I think it especially resonated because I spent part of the weekend talking to people about my work at the Local 14 show. Explaining my process, how I create it from a technical standpoint, just falls so flat. What I want to talk about is not how I create the work, but why. What it means to me. And I want to talk about what it means to you. Why does it resonate or connect. Why does it draw you in.

I believe when people respond to my artwork, it’s not for the technical execution. It’s not because there is perfect focus, or exposure, or composition. It’s because, deep down, it connects on the human level. It’s the me reaching out to talk to you. I believe people can see and sense honesty and emotion in art. I believe people respond to artwork created with passion.

Why do I keep coming back to the same themes, the similar compositions? Because they are part of who I am. They are a little piece of me, made manifest in the world. Not everyone will like my art, just like everyone isn’t going to like me as a person. But those who do? It’s a relationship that runs deep. Kindred spirits.

How about you? Where are you, in what you create?
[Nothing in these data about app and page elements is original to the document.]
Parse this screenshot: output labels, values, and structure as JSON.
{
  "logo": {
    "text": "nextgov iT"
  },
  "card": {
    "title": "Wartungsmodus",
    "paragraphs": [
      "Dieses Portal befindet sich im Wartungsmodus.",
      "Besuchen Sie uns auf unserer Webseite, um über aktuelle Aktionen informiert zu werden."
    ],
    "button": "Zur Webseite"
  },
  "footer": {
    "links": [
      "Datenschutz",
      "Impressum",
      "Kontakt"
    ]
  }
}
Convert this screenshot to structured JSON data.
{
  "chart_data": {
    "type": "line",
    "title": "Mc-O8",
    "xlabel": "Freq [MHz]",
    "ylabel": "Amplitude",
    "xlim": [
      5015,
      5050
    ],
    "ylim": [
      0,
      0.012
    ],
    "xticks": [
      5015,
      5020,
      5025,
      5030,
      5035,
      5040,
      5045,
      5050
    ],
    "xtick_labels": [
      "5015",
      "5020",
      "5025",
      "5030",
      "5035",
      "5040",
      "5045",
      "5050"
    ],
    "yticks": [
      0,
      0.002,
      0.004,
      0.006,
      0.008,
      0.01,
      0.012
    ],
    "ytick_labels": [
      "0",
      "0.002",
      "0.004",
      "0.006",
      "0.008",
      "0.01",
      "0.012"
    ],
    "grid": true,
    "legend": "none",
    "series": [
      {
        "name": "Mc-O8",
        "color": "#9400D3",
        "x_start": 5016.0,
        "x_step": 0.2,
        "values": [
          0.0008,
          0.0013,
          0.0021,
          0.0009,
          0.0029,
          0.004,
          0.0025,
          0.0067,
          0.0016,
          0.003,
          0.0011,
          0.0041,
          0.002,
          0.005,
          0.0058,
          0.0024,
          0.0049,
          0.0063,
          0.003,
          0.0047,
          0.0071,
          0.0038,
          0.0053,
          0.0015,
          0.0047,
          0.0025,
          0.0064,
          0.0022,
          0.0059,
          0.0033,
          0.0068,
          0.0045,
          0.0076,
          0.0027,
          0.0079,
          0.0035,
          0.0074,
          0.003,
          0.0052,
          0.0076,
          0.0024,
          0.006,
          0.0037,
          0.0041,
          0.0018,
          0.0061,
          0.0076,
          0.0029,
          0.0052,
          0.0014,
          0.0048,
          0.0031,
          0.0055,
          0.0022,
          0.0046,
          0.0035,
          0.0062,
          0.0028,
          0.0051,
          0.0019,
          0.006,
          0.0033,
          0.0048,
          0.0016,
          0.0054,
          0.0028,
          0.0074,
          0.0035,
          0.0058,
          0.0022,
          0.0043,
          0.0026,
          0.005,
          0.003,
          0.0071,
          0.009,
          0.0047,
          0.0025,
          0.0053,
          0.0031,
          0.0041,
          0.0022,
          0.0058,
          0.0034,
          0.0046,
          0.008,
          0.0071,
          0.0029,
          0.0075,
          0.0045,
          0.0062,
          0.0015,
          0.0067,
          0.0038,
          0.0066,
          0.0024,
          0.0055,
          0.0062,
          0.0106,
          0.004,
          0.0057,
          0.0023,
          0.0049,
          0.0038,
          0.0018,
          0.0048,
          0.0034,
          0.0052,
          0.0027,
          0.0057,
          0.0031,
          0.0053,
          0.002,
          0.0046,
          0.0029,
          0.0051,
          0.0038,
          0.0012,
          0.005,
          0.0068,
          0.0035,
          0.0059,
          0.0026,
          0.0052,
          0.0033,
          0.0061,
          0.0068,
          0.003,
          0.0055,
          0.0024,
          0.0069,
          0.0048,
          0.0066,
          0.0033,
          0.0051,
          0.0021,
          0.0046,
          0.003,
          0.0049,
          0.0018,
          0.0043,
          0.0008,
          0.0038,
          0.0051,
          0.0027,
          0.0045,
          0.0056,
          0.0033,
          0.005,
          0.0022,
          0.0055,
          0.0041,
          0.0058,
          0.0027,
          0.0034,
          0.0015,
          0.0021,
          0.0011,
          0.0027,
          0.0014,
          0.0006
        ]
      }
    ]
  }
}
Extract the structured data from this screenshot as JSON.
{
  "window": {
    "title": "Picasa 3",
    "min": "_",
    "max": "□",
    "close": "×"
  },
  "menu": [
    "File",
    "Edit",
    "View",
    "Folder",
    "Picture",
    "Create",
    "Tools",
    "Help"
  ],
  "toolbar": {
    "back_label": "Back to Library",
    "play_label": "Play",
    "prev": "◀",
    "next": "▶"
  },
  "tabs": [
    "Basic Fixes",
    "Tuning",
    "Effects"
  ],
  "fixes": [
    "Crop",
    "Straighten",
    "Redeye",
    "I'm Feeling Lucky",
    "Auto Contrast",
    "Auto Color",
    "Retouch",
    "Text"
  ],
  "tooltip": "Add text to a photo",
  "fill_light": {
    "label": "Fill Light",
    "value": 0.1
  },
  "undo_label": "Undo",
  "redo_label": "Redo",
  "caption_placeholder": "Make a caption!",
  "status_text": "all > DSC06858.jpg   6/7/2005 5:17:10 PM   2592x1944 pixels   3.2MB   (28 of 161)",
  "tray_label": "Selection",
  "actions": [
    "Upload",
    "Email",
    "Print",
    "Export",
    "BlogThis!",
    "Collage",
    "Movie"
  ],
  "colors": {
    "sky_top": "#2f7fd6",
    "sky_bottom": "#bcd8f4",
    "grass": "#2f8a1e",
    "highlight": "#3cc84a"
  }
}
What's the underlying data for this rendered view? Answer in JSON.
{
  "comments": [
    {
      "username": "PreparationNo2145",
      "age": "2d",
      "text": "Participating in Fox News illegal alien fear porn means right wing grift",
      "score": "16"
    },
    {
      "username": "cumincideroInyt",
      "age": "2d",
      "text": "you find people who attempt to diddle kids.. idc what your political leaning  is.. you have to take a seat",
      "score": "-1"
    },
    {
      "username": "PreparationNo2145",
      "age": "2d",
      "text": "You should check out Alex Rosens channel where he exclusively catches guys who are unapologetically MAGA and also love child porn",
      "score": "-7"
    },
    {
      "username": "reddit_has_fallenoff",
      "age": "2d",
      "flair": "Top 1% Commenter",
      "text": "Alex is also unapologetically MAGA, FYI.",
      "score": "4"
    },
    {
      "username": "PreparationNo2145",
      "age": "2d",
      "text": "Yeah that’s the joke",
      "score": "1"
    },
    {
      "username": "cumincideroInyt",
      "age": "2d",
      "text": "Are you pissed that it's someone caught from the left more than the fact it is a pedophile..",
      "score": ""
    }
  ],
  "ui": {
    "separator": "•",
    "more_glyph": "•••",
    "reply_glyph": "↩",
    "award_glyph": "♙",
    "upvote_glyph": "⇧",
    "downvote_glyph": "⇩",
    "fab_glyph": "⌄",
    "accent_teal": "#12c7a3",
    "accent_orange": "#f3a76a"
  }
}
Are you showing up with your whole heart; is that passion coming through?

As David says in his blog post, what people want to see is more of you.